  • Current Use: Although the FDA stated that the Draize test was no longer “required,” companies have continued to utilize it at their discretion. Considering the availability of alternative test methods, possible reasons for their continued usage include: lack of information and/or accessibility, industrial pressures, and subjective resistance to change.
  • Reduction/Replacement Trend: The availability of the Draize test has been substantially reduced in other countries through legislation that prohibits animal testing for cosmetics. For example, India passed a law that specifically mandates replacement of the Draize test with alternative test methods. 

Citations: 
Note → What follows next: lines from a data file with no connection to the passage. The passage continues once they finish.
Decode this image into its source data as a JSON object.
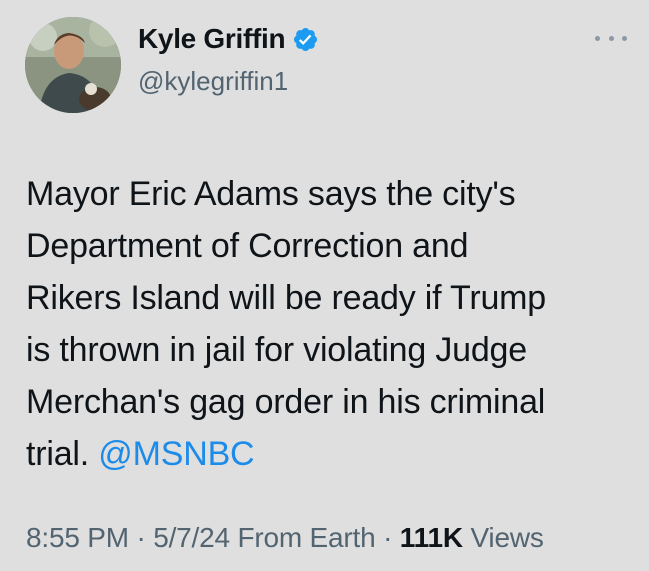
{
  "author": {
    "display_name": "Kyle Griffin",
    "handle": "@kylegriffin1",
    "verified": true,
    "verified_color": "#1d9bf0"
  },
  "tweet": {
    "lines": [
      "Mayor Eric Adams says the city's",
      "Department of Correction and",
      "Rikers Island will be ready if Trump",
      "is thrown in jail for violating Judge",
      "Merchan's gag order in his criminal",
      "trial."
    ],
    "mention": "@MSNBC",
    "mention_color": "#1d8be8"
  },
  "meta": {
    "time": "8:55 PM",
    "date": "5/7/24",
    "source": "From Earth",
    "separator": "·",
    "views_count": "111K",
    "views_label": "Views"
  },
  "icons": {
    "more": "more-dots-icon",
    "verified": "verified-badge-icon"
  },
  "colors": {
    "background": "#dfdfe0",
    "text": "#0f1419",
    "secondary": "#536471"
  }
}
[1] Stephen R. Kaufman, M.D. Problems with the Draize Test, http://www.safermedicines.org/reports/Perspectives/vol_1_1989/Problems%20with%20the%20Draize.html. Accessed January 15, 2018.
[2] William S. Stokes, Preliminary Evaluation of the Underprediction Rate of the In Vivo Dermal Irritation Test Method, U.S. Scientific Advisory Committee on Alternative Toxicological Methods (2004).
[3] BioPharmaDIVE Press Releases, Coalition for FDA: Draize Rabbit Test for Skin and Eye Irritation Not Required (May 26, 2016) https://www.biopharmadive.com/press-release/20160526-coalition-for-fda-draize-rabbit-test-for-skin-and-eye-irritation-not-requi/. Accessed January 12, 2018.
[4] Summary Minutes from the September 16, 2014 SACATM Meeting, Research Triangle Park, NC at page 20 citing to Dr. Jacobs, FDA PowerPoint, Alternative Methods in CDER/FDA (Nov 2005); as cited by E. Baker et al, The Food and Drug Law Institute (FDLI) Food and Drug Policy Forum: How Regulatory Updates Allowing for More Modern Test Methods, Pragmatic Validation of Preclinical Test Methods, and FDA Guidances Will Lead to the Advancement of More Predictive Preclinical Testing Tools, Efficiency, and Safer and More Effective Drugs (2015).
[5] K. Archibald, T. Drake, R. Coleman, Barriers to the Uptake of Human-based Test Methods and How to Overcome them, ATLA 43, 301-308 (2015).
[6] Scientific American, Do Companies Still Test on Live Animals?  https://www.scientificamerican.com/article/cosmetics-animal-testing/. Accessed January 10, 2018.
[7] The Hindu BusinessLine, Health Ministry outlaws obsolete test on rabbits, quoting Alokparna Sengupta, Deputy Director of HSI/India (November 7, 2016) http://www.thehindubusinessline.com/economy/policy/health-ministry-outlaws-obsolete-test-on-rabbits/article9315912.ece. Accessed January 10, 2018.
[8] HSI, Be Cruelty-Free Campaign Welcomes New In vitro Method That Could Replace Painful Rabbit Eye Tests In Cosmetics Industry (August 20, 2013) http://www.hsi.org/news/news/2013/08/bcf_welcomes_alternative_082013.html?referrer=http://www.hsi.org/issues/becrueltyfree/facts/blinded_rabbits.html?referrer=https://www.google.com/. Accessed January 12, 2018.